-Repairs and maintenance of common/shared areas
-Repairs and maintenance of external areas
-Repairs and maintenance of structural elements include stairwells
-Repairs and maintenance of fixed plant and machinery
-Heating and lighting of common/shared areas
Services Charges are not strictly reimbursed by the NHS under the Notional Rent system. This is why reducing exposure to GP Clients is very important.
A Service Charge should recover actual costs associated with providing services, plus reasonable costs in managing, administering, calculating and producing schedules to show those services and how they are calculated. A Service Charge should NOT cover improvements to buildings/premises, but a Service Charge CAN include a Sinking Fund to build funds to ‘replace’ significant items such as old lifts for example.
The costs of service charges have been a problem for GP Practices all over the UK for several years. A large majority of the issues in England for GP Surgery tenants is where NHS Property Services are landlords or head tenants. Historically, these properties were owned by the PCT’s (Primary Care Trusts) which led to many practices not receiving any rent reimbursement (because the PCT’s would effectively have been paying themselves) and not having any formal leases or tenancy agreements in place. As a result, practices either weren’t charged, or were only partially charged for their service charge costs.
In 2013 the Department of Health created NHS Property Services (NHS PS) a new body that would own and manage any NHS Property. Many practices then found themselves pursued for significant sums of money by way of backdated service charges with some seeing annual increase by as much as 400%!
Some GP Practices believe they are being charged for services they do not have, and services they have never received. The NHS PS are applying a uniform policy that does not consider the specific facts of each individual case. The BMA, on behalf of its members are arguing in some instances the NHS PS charging policy is unlawful and unenforceable. NHS PS in turn, says it is both lawful and enforceable.
Services Charges are rarely reimbursed or capped by the NHS and are paid directly by the practices. This is why it is so important for practices to check the details of the charges, as in many cases they may include services which are not provided or space that they are not occupying.
It is important to have the service charge schedules and any lease agreements assessed by an independent surveyor or solicitor. They should be able to advise whether the service charges are in accordance with the lease or heads of terms. They can also confirm whether the practice have received the correct documentation to support the service charge claim and if any increases in service charges by the landlord are justified. It is also important to ascertain that the method of calculating the charges is correct.
We can offer a free service charge assessment. GP Practices can send us their historic service charge schedules along with a copy of their lease, in turn one of our specialist primary care surveyors will undertake a free initial assessment to ensure practices are not paying for services that they don’t receive.
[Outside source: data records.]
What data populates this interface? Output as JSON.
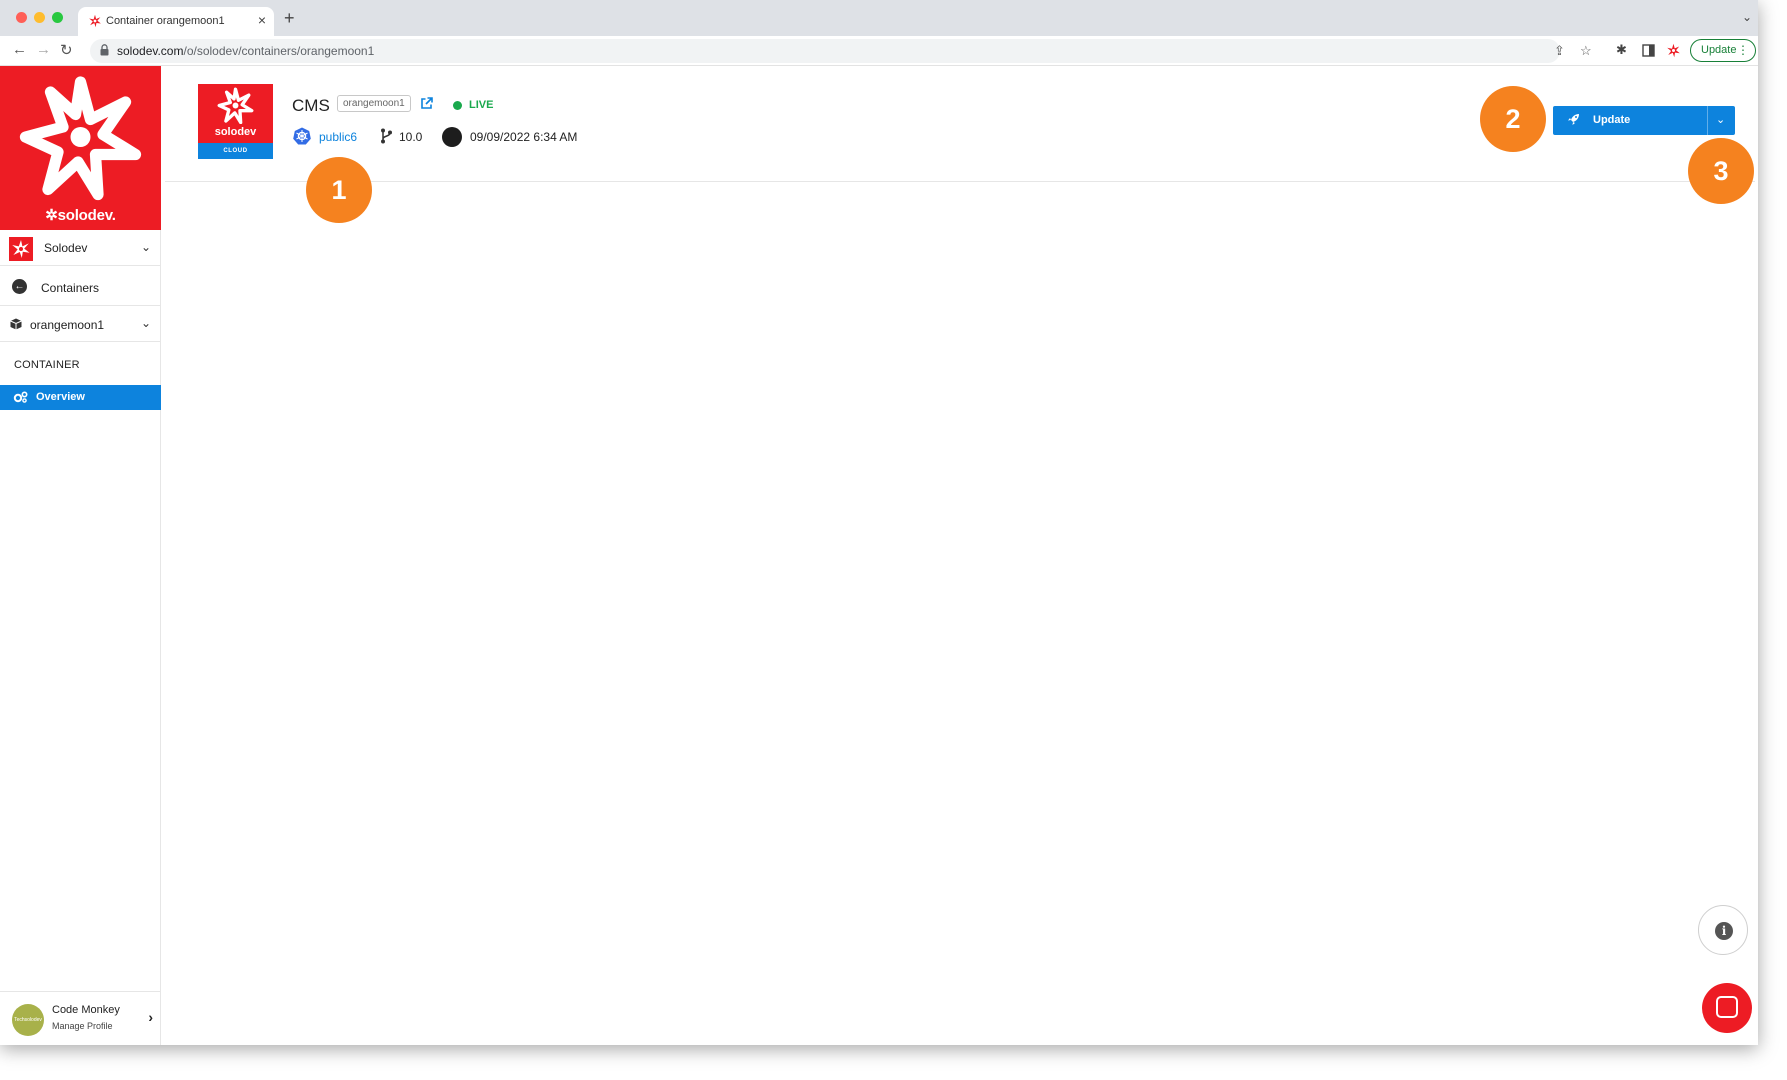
{
  "browser": {
    "tab_title": "Container orangemoon1",
    "new_tab_label": "+",
    "close_tab_label": "×",
    "url_host": "solodev.com",
    "url_path": "/o/solodev/containers/orangemoon1",
    "update_label": "Update",
    "menu_dots": "⋮"
  },
  "sidebar": {
    "brand_name": "solodev",
    "org_name": "Solodev",
    "back_label": "Containers",
    "container_name": "orangemoon1",
    "section_label": "CONTAINER",
    "nav_items": [
      {
        "label": "Overview",
        "active": true
      }
    ],
    "profile": {
      "name": "Code Monkey",
      "link": "Manage Profile",
      "avatar_text": "Techsolodev"
    }
  },
  "header": {
    "logo_name": "solodev",
    "logo_badge": "CLOUD",
    "title": "CMS",
    "container_id": "orangemoon1",
    "status": "LIVE",
    "cluster": "public6",
    "version": "10.0",
    "deployed_at": "09/09/2022 6:34 AM"
  },
  "actions": {
    "update_label": "Update"
  },
  "callouts": [
    "1",
    "2",
    "3"
  ],
  "colors": {
    "brand_red": "#ed1c24",
    "primary_blue": "#0d83dd",
    "live_green": "#1aa94d",
    "callout_orange": "#f5821f"
  }
}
Or crucially that they aren’t overpaying for the resources that they do receive.
Should you have any questions or queries in regards to any of the above, or would like to discuss your circumstances with one of our expert advisors, then please don’t hesitate to get in touch on 0114 4420098 and we will be more than happy to help.
Sue Pyatt, Practice Manager
Francis Mulhern, Bretton Medical Practice Peterborough
Dr Adnan Mohammad, GP Partner, Newsome Surgery, Yorkshire
Jill Foster, Practice Manager, Beacon Primary Care, Lancashire